### What you have to do
Read through the listing below and copy each line in which the word "title" occurs.
Content starts
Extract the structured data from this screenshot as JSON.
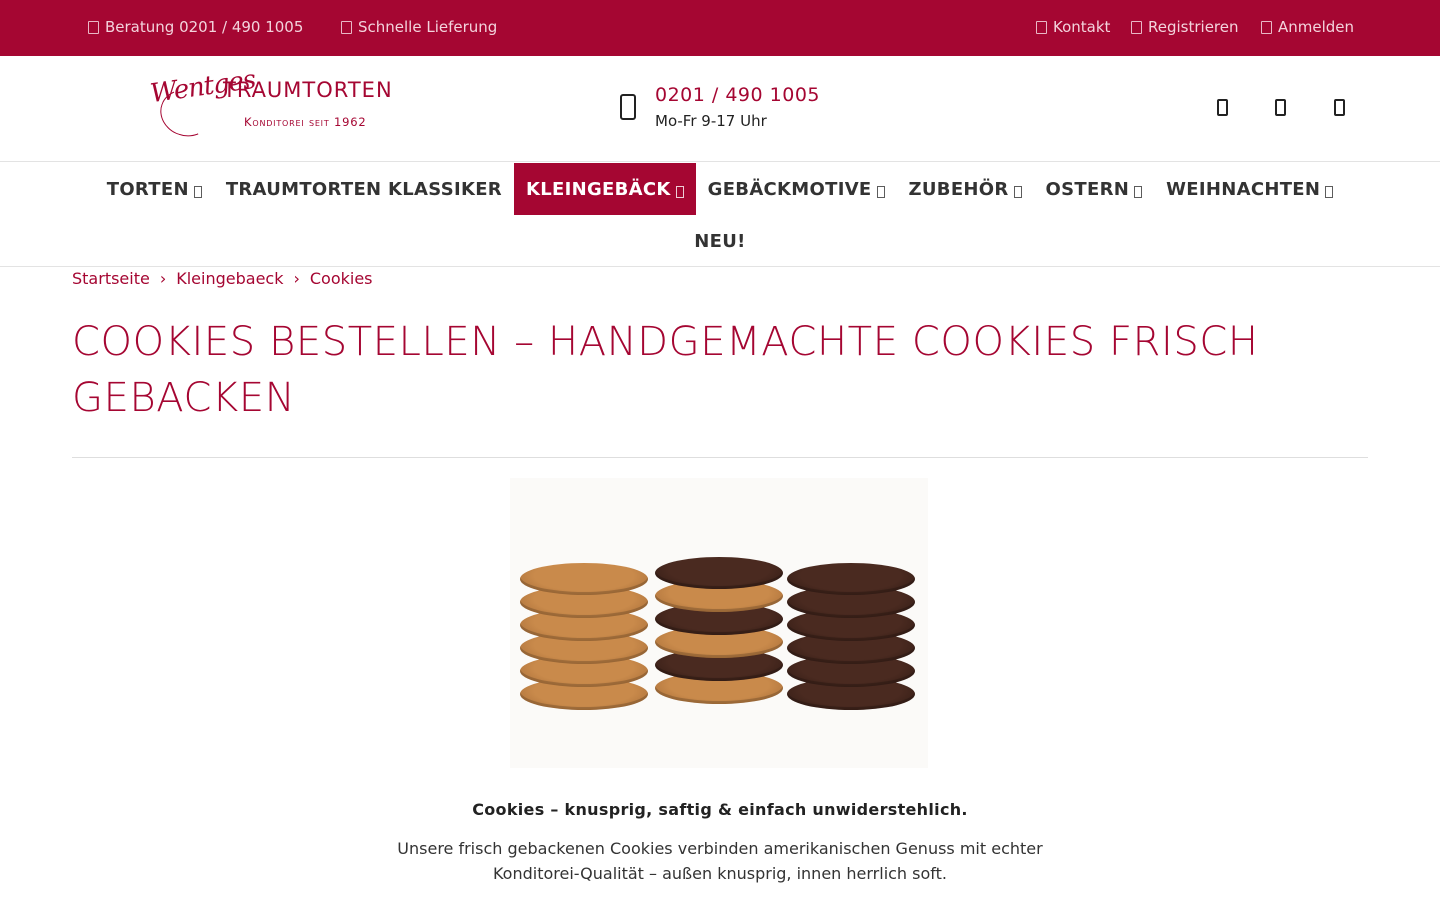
{
  "topbar": {
    "beratung": "Beratung 0201 / 490 1005",
    "lieferung": "Schnelle Lieferung",
    "kontakt": "Kontakt",
    "registrieren": "Registrieren",
    "anmelden": "Anmelden"
  },
  "logo": {
    "script": "Wentges",
    "brand": "TRAUMTORTEN",
    "tagline": "Konditorei seit 1962"
  },
  "contact": {
    "phone": "0201 / 490 1005",
    "hours": "Mo-Fr 9-17 Uhr"
  },
  "nav": {
    "items": [
      {
        "label": "TORTEN",
        "caret": true,
        "active": false
      },
      {
        "label": "TRAUMTORTEN KLASSIKER",
        "caret": false,
        "active": false
      },
      {
        "label": "KLEINGEBÄCK",
        "caret": true,
        "active": true
      },
      {
        "label": "GEBÄCKMOTIVE",
        "caret": true,
        "active": false
      },
      {
        "label": "ZUBEHÖR",
        "caret": true,
        "active": false
      },
      {
        "label": "OSTERN",
        "caret": true,
        "active": false
      },
      {
        "label": "WEIHNACHTEN",
        "caret": true,
        "active": false
      }
    ],
    "neu": "NEU!"
  },
  "breadcrumb": {
    "home": "Startseite",
    "category": "Kleingebaeck",
    "current": "Cookies",
    "separator": "›"
  },
  "page": {
    "title": "COOKIES BESTELLEN – HANDGEMACHTE COOKIES FRISCH GEBACKEN",
    "lead": "Cookies – knusprig, saftig & einfach unwiderstehlich.",
    "description": "Unsere frisch gebackenen Cookies verbinden amerikanischen Genuss mit echter Konditorei-Qualität – außen knusprig, innen herrlich soft."
  },
  "colors": {
    "brand": "#a50632",
    "cookie_light": "#c98a4b",
    "cookie_dark": "#4a2a20"
  },
  "icons": [
    "phone-icon",
    "truck-icon",
    "envelope-icon",
    "user-plus-icon",
    "sign-in-icon",
    "search-icon",
    "heart-icon",
    "cart-icon",
    "caret-down-icon"
  ]
}
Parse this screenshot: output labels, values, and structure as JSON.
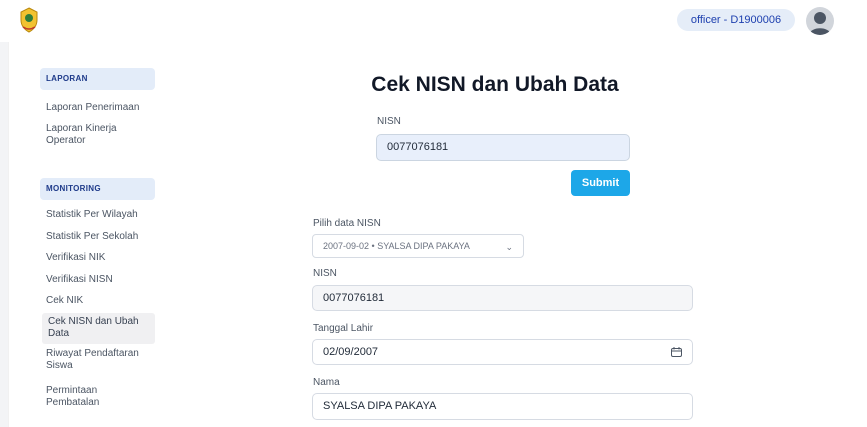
{
  "header": {
    "user_badge": "officer - D1900006",
    "logo_icon": "emblem-logo-icon",
    "avatar_icon": "user-avatar-icon"
  },
  "sidebar": {
    "sections": [
      {
        "title": "LAPORAN",
        "items": [
          "Laporan Penerimaan",
          "Laporan Kinerja Operator"
        ]
      },
      {
        "title": "MONITORING",
        "items": [
          "Statistik Per Wilayah",
          "Statistik Per Sekolah",
          "Verifikasi NIK",
          "Verifikasi NISN",
          "Cek NIK",
          "Cek NISN dan Ubah Data",
          "Riwayat Pendaftaran Siswa",
          "Permintaan Pembatalan"
        ]
      }
    ],
    "active_item": "Cek NISN dan Ubah Data"
  },
  "main": {
    "title": "Cek NISN dan Ubah Data",
    "search": {
      "label": "NISN",
      "value": "0077076181",
      "submit_label": "Submit"
    },
    "form": {
      "select_label": "Pilih data NISN",
      "select_value": "2007-09-02 • SYALSA DIPA PAKAYA",
      "nisn_label": "NISN",
      "nisn_value": "0077076181",
      "dob_label": "Tanggal Lahir",
      "dob_value": "02/09/2007",
      "name_label": "Nama",
      "name_value": "SYALSA DIPA PAKAYA"
    }
  },
  "colors": {
    "accent": "#1da7e8",
    "section_bg": "#e3ecf9",
    "badge_bg": "#e5edf8"
  }
}
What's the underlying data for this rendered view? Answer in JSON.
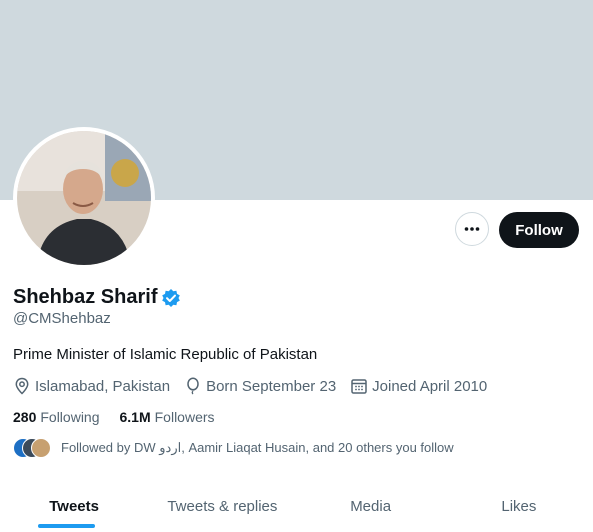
{
  "profile": {
    "name": "Shehbaz Sharif",
    "handle": "@CMShehbaz",
    "bio": "Prime Minister of Islamic Republic of Pakistan",
    "location": "Islamabad, Pakistan",
    "born": "Born September 23",
    "joined": "Joined April 2010"
  },
  "actions": {
    "follow_label": "Follow"
  },
  "stats": {
    "following_count": "280",
    "following_label": "Following",
    "followers_count": "6.1M",
    "followers_label": "Followers"
  },
  "followed_by": "Followed by DW اردو, Aamir Liaqat Husain, and 20 others you follow",
  "tabs": [
    {
      "label": "Tweets",
      "active": true
    },
    {
      "label": "Tweets & replies",
      "active": false
    },
    {
      "label": "Media",
      "active": false
    },
    {
      "label": "Likes",
      "active": false
    }
  ],
  "colors": {
    "banner": "#cfd9de",
    "accent": "#1d9bf0",
    "verified": "#1d9bf0"
  },
  "icons": [
    "more-icon",
    "verified-badge-icon",
    "location-icon",
    "balloon-icon",
    "calendar-icon"
  ]
}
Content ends
### Exercise answer
    "title": "COOKIES BESTELLEN – HANDGEMACHTE COOKIES FRISCH GEBACKEN",
        "title": "LAPORAN",
        "title": "MONITORING",
    "title": "Cek NISN dan Ubah Data",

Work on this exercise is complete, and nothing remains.